TASK:
Your copy of the data should leave out the images and match everything else exactly.
● ● ● ●
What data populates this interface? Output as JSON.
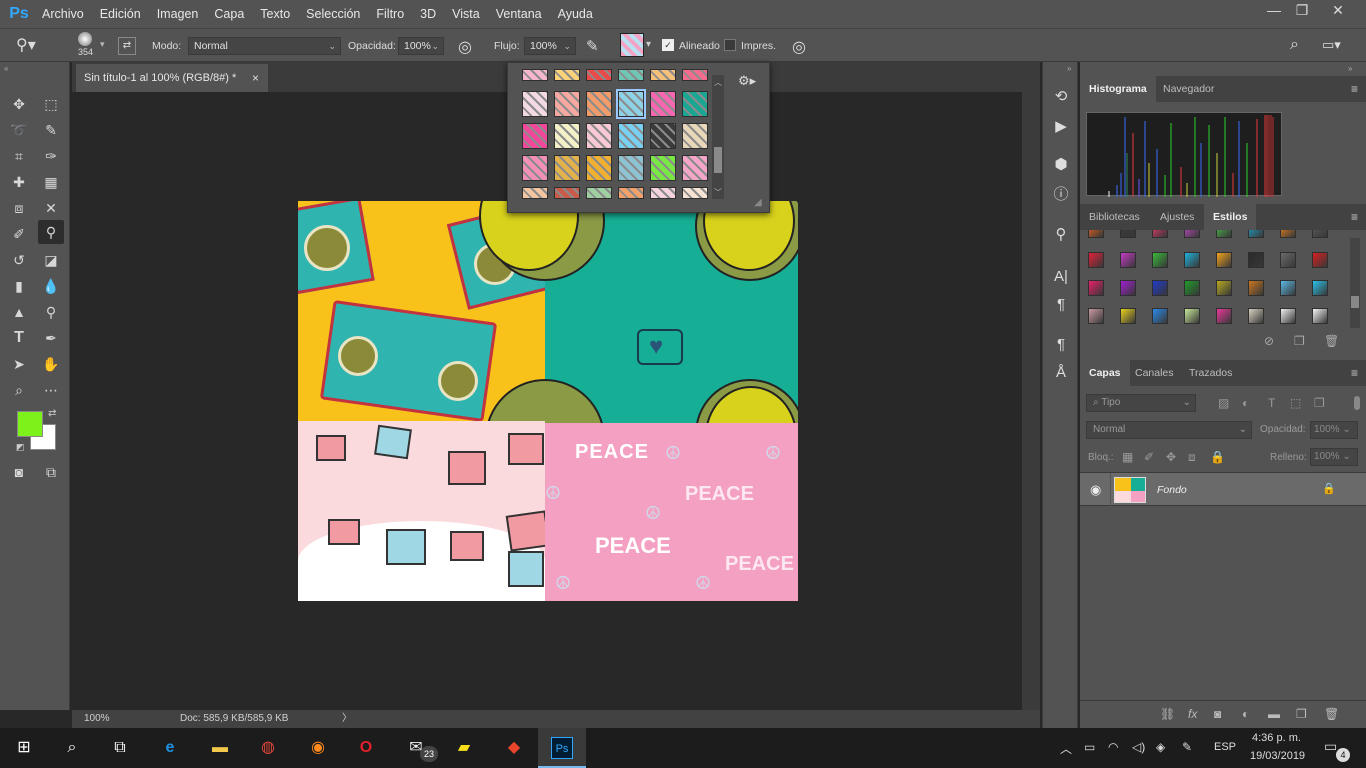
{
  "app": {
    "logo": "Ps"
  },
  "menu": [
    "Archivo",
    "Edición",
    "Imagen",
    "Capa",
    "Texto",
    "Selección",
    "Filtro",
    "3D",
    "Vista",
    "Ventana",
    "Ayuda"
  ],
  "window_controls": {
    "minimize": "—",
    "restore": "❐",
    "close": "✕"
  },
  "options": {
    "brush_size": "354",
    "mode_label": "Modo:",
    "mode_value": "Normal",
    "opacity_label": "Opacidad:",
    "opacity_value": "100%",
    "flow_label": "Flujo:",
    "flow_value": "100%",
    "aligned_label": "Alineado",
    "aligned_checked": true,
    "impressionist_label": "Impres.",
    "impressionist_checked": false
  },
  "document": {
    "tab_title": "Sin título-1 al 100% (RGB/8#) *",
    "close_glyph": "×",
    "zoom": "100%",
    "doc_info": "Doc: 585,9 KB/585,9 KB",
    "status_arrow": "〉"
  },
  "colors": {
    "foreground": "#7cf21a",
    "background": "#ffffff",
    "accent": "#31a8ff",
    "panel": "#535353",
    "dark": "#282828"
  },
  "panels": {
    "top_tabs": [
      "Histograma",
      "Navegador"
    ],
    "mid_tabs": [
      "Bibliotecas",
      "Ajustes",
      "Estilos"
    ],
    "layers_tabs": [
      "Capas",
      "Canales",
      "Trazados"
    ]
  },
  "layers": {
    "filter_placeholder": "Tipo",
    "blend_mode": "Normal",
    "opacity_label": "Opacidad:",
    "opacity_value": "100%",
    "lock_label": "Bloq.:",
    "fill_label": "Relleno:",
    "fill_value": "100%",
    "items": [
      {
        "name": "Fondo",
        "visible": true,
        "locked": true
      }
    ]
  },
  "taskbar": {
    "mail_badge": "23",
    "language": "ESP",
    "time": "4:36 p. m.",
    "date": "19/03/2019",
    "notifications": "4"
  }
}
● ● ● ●
PROBLEM SOLUTION:
What data populates this interface? Output as JSON.
{
  "app": {
    "logo": "Ps"
  },
  "menu": [
    "Archivo",
    "Edición",
    "Imagen",
    "Capa",
    "Texto",
    "Selección",
    "Filtro",
    "3D",
    "Vista",
    "Ventana",
    "Ayuda"
  ],
  "window_controls": {
    "minimize": "—",
    "restore": "❐",
    "close": "✕"
  },
  "options": {
    "brush_size": "354",
    "mode_label": "Modo:",
    "mode_value": "Normal",
    "opacity_label": "Opacidad:",
    "opacity_value": "100%",
    "flow_label": "Flujo:",
    "flow_value": "100%",
    "aligned_label": "Alineado",
    "aligned_checked": true,
    "impressionist_label": "Impres.",
    "impressionist_checked": false
  },
  "document": {
    "tab_title": "Sin título-1 al 100% (RGB/8#) *",
    "close_glyph": "×",
    "zoom": "100%",
    "doc_info": "Doc: 585,9 KB/585,9 KB",
    "status_arrow": "〉"
  },
  "colors": {
    "foreground": "#7cf21a",
    "background": "#ffffff",
    "accent": "#31a8ff",
    "panel": "#535353",
    "dark": "#282828"
  },
  "panels": {
    "top_tabs": [
      "Histograma",
      "Navegador"
    ],
    "mid_tabs": [
      "Bibliotecas",
      "Ajustes",
      "Estilos"
    ],
    "layers_tabs": [
      "Capas",
      "Canales",
      "Trazados"
    ]
  },
  "layers": {
    "filter_placeholder": "Tipo",
    "blend_mode": "Normal",
    "opacity_label": "Opacidad:",
    "opacity_value": "100%",
    "lock_label": "Bloq.:",
    "fill_label": "Relleno:",
    "fill_value": "100%",
    "items": [
      {
        "name": "Fondo",
        "visible": true,
        "locked": true
      }
    ]
  },
  "taskbar": {
    "mail_badge": "23",
    "language": "ESP",
    "time": "4:36 p. m.",
    "date": "19/03/2019",
    "notifications": "4"
  }
}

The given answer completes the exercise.